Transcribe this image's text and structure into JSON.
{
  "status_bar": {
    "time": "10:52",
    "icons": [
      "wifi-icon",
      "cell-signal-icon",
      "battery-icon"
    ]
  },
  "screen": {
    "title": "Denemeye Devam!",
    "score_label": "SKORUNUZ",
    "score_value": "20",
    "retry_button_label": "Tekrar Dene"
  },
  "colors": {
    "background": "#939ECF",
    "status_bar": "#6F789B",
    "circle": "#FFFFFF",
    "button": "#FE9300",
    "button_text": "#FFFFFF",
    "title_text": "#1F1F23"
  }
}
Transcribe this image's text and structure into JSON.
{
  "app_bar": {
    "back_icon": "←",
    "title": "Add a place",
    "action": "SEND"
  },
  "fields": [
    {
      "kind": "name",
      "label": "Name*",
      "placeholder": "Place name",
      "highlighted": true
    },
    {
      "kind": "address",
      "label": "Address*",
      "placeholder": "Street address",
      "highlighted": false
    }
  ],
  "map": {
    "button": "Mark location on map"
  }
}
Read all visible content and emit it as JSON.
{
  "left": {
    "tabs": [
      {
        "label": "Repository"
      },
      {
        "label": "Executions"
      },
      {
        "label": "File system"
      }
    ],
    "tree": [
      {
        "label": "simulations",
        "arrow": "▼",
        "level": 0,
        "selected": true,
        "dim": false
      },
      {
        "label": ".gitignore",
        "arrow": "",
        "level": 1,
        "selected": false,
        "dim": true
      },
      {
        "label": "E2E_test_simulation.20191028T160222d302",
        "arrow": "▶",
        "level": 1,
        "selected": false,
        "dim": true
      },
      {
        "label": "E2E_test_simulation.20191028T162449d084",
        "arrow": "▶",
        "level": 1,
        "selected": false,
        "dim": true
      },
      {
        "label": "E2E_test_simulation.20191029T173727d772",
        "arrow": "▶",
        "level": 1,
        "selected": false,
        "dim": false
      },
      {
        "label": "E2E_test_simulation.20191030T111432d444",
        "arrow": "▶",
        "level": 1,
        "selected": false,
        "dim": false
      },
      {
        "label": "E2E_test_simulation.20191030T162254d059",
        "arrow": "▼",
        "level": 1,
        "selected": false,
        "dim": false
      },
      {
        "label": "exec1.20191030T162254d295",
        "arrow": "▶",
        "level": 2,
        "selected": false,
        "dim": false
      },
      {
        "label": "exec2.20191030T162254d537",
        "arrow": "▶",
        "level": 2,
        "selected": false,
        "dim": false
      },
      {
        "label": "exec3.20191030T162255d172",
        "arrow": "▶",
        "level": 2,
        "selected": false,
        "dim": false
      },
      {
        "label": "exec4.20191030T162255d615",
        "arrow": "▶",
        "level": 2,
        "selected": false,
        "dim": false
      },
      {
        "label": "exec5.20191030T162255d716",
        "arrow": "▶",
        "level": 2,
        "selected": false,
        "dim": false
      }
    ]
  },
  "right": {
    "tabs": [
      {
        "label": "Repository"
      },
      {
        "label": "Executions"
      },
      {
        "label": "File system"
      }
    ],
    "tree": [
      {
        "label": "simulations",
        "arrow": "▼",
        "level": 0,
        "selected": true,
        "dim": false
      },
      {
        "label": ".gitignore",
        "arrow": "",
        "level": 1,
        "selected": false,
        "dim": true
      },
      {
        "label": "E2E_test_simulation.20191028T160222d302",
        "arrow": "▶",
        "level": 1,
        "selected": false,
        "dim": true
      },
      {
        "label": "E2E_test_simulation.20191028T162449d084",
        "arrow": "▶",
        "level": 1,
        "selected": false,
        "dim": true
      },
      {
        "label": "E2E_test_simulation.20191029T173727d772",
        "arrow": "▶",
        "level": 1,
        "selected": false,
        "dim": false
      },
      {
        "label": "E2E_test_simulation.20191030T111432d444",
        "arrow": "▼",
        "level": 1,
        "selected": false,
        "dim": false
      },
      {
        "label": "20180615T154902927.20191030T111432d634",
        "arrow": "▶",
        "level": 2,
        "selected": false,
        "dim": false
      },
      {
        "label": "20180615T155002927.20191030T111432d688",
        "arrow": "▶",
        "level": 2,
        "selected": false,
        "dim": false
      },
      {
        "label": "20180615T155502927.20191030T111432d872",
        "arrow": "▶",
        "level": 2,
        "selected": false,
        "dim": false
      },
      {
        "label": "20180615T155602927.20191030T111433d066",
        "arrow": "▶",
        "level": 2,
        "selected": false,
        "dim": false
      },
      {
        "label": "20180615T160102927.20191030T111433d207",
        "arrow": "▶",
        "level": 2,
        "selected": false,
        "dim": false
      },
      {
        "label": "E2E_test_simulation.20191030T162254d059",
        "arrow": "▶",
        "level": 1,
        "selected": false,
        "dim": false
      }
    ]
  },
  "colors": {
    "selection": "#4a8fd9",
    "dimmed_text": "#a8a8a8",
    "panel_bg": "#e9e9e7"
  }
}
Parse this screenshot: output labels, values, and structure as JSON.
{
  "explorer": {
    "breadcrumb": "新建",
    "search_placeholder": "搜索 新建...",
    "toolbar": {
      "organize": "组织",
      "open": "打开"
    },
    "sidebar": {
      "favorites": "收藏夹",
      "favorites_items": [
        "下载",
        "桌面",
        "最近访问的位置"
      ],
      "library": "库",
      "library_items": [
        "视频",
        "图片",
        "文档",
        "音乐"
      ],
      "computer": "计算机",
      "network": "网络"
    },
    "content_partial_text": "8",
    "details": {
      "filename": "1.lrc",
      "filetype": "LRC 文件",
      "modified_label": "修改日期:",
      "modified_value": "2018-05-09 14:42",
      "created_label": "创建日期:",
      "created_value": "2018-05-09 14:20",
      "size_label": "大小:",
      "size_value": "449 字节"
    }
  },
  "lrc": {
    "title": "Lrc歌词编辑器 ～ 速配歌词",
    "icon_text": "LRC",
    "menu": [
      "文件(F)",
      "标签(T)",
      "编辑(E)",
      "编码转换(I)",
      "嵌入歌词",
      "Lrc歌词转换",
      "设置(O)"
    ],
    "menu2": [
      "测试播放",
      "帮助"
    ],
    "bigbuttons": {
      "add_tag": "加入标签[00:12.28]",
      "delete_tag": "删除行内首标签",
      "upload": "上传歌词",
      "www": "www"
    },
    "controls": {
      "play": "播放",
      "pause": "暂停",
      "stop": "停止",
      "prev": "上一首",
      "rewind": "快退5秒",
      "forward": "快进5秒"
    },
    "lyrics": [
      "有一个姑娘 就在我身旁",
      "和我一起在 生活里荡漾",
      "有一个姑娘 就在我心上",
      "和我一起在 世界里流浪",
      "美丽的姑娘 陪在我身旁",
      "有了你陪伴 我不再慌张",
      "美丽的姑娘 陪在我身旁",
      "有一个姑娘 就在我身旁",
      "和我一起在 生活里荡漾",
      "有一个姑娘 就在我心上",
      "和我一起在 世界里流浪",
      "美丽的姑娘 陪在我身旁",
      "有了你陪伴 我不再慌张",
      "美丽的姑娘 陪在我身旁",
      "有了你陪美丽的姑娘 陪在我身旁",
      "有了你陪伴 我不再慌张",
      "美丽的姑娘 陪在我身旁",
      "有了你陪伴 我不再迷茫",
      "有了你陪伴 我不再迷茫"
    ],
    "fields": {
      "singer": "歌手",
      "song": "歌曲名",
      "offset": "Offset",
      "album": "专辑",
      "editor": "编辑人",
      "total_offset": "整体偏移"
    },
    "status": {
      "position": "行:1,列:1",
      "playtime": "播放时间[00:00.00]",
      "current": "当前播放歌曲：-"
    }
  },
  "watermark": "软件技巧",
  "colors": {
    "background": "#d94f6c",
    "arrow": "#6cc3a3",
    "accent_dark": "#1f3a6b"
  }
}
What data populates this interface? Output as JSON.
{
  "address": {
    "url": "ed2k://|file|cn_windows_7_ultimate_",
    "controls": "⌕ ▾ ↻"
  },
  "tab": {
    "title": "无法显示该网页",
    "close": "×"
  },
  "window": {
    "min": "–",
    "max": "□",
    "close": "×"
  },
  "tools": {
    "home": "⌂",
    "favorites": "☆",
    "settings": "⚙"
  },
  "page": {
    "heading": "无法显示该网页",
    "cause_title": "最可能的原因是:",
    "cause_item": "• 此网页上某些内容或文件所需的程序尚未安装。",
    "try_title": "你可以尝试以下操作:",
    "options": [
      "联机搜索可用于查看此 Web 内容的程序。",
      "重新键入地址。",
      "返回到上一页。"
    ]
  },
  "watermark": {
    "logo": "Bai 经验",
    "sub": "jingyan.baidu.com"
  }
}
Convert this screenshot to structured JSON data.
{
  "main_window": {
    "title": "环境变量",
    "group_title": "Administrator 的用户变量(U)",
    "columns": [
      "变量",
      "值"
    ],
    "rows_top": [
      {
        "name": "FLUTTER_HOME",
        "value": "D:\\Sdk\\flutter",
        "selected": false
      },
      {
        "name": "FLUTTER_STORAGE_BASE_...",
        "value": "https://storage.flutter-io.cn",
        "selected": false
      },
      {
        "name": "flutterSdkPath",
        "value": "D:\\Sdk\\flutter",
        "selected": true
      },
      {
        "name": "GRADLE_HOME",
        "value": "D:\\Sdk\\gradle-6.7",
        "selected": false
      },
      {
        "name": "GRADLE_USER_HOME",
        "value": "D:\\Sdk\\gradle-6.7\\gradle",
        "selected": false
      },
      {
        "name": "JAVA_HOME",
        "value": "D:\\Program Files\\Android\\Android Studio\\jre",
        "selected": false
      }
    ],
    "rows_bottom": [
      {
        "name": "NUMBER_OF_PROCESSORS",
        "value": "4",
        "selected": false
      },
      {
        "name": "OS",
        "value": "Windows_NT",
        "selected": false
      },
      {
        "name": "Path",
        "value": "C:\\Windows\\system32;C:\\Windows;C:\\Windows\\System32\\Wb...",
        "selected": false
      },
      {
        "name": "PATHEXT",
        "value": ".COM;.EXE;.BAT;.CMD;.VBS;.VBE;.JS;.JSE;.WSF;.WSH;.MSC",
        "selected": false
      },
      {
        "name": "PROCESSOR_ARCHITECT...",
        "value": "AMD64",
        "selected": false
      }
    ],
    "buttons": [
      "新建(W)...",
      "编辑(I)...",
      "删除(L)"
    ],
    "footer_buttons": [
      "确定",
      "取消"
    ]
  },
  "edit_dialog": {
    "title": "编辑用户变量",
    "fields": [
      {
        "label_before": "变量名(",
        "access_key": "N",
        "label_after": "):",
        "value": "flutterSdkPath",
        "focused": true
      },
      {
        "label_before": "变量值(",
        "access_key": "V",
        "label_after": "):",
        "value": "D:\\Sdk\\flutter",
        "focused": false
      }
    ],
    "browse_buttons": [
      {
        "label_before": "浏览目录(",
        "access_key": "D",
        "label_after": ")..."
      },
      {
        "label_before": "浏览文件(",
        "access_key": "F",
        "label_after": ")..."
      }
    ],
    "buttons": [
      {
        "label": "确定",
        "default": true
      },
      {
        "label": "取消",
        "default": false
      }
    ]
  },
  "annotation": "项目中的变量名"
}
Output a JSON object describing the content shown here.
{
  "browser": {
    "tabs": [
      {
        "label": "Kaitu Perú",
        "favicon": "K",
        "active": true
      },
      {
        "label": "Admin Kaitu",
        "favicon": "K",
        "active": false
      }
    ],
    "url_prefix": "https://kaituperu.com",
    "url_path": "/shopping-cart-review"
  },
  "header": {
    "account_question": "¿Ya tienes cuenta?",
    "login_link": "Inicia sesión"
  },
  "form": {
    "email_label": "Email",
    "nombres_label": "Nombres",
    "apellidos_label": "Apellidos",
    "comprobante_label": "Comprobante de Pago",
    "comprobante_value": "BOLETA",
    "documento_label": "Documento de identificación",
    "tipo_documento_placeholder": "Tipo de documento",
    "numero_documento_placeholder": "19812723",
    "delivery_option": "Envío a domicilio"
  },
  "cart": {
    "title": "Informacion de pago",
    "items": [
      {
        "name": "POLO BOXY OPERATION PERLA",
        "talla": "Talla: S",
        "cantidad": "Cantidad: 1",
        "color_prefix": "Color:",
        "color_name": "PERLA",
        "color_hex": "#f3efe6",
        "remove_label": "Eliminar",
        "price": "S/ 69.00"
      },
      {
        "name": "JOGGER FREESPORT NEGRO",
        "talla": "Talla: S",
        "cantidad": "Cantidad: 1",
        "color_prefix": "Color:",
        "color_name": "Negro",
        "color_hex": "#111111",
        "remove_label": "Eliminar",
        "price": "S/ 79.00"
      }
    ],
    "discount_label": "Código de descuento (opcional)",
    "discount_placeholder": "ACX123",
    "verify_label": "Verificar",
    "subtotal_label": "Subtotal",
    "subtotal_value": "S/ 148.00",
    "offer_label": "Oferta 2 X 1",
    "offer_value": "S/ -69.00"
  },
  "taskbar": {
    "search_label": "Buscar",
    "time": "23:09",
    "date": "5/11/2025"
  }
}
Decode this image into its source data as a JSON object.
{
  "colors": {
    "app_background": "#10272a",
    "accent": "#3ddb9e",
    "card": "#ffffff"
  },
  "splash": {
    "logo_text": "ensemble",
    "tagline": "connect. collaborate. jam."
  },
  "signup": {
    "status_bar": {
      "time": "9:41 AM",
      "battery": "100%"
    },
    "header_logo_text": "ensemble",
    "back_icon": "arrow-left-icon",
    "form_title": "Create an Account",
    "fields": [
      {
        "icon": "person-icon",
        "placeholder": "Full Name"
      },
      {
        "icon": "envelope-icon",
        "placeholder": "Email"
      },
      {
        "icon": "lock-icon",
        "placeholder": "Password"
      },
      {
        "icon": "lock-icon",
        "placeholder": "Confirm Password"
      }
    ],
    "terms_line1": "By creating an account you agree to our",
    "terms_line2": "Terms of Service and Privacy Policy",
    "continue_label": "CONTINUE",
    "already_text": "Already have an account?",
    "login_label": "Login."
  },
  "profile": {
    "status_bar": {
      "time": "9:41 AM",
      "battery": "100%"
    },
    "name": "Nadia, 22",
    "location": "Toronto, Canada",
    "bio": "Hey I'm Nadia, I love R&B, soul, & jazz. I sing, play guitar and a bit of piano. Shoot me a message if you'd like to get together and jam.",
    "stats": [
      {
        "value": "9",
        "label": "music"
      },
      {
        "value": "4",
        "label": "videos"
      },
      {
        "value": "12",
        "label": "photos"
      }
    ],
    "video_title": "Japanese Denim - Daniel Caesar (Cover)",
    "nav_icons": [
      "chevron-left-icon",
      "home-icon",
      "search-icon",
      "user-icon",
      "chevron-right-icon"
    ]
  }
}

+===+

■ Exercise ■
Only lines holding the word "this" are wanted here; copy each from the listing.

■ Response ■
Transcribe this image's text and structure into JSON.
Transcribe this image's text and structure into JSON.
Parse this screenshot: output labels, values, and structure as JSON.
What data populates this interface? Output as JSON.
Convert this screenshot to structured JSON data.
Decode this image into its source data as a JSON object.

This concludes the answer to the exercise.